WHAT YOU ARE ASKED TO DO.
Set down the records below in full, exactly as they read.

________________________

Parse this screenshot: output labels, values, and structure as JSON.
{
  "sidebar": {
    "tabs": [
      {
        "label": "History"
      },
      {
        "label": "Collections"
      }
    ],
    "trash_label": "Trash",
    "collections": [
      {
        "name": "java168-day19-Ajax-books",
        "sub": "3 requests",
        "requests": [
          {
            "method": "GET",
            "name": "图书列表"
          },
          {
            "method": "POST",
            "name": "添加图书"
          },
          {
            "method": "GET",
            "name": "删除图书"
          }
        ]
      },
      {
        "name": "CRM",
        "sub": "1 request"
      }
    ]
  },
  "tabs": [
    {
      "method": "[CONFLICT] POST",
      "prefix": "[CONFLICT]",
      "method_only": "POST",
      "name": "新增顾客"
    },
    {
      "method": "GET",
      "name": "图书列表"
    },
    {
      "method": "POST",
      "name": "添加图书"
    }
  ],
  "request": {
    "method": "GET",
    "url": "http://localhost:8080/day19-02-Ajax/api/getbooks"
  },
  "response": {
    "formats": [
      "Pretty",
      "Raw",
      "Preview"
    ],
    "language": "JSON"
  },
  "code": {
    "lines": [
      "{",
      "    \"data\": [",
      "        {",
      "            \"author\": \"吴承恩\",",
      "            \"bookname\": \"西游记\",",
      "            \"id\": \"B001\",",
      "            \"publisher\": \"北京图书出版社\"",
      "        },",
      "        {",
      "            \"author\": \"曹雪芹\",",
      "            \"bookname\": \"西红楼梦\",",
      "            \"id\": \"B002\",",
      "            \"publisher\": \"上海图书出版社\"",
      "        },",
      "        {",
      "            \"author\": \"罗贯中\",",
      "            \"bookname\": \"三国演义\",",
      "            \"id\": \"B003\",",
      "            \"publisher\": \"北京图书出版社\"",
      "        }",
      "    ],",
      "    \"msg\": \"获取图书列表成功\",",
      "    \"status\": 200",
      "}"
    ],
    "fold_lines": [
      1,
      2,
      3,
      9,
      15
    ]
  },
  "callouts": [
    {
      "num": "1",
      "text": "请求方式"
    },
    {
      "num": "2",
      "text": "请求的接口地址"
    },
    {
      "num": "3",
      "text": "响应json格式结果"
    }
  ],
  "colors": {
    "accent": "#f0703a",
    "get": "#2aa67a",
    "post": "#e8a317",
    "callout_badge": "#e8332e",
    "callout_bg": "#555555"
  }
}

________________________

WRITTEN SOLUTION.
Parse this screenshot: output labels, values, and structure as JSON.
{
  "sidebar": {
    "tabs": [
      {
        "label": "History"
      },
      {
        "label": "Collections"
      }
    ],
    "trash_label": "Trash",
    "collections": [
      {
        "name": "java168-day19-Ajax-books",
        "sub": "3 requests",
        "requests": [
          {
            "method": "GET",
            "name": "图书列表"
          },
          {
            "method": "POST",
            "name": "添加图书"
          },
          {
            "method": "GET",
            "name": "删除图书"
          }
        ]
      },
      {
        "name": "CRM",
        "sub": "1 request"
      }
    ]
  },
  "tabs": [
    {
      "method": "[CONFLICT] POST",
      "prefix": "[CONFLICT]",
      "method_only": "POST",
      "name": "新增顾客"
    },
    {
      "method": "GET",
      "name": "图书列表"
    },
    {
      "method": "POST",
      "name": "添加图书"
    }
  ],
  "request": {
    "method": "GET",
    "url": "http://localhost:8080/day19-02-Ajax/api/getbooks"
  },
  "response": {
    "formats": [
      "Pretty",
      "Raw",
      "Preview"
    ],
    "language": "JSON"
  },
  "code": {
    "lines": [
      "{",
      "    \"data\": [",
      "        {",
      "            \"author\": \"吴承恩\",",
      "            \"bookname\": \"西游记\",",
      "            \"id\": \"B001\",",
      "            \"publisher\": \"北京图书出版社\"",
      "        },",
      "        {",
      "            \"author\": \"曹雪芹\",",
      "            \"bookname\": \"西红楼梦\",",
      "            \"id\": \"B002\",",
      "            \"publisher\": \"上海图书出版社\"",
      "        },",
      "        {",
      "            \"author\": \"罗贯中\",",
      "            \"bookname\": \"三国演义\",",
      "            \"id\": \"B003\",",
      "            \"publisher\": \"北京图书出版社\"",
      "        }",
      "    ],",
      "    \"msg\": \"获取图书列表成功\",",
      "    \"status\": 200",
      "}"
    ],
    "fold_lines": [
      1,
      2,
      3,
      9,
      15
    ]
  },
  "callouts": [
    {
      "num": "1",
      "text": "请求方式"
    },
    {
      "num": "2",
      "text": "请求的接口地址"
    },
    {
      "num": "3",
      "text": "响应json格式结果"
    }
  ],
  "colors": {
    "accent": "#f0703a",
    "get": "#2aa67a",
    "post": "#e8a317",
    "callout_badge": "#e8332e",
    "callout_bg": "#555555"
  }
}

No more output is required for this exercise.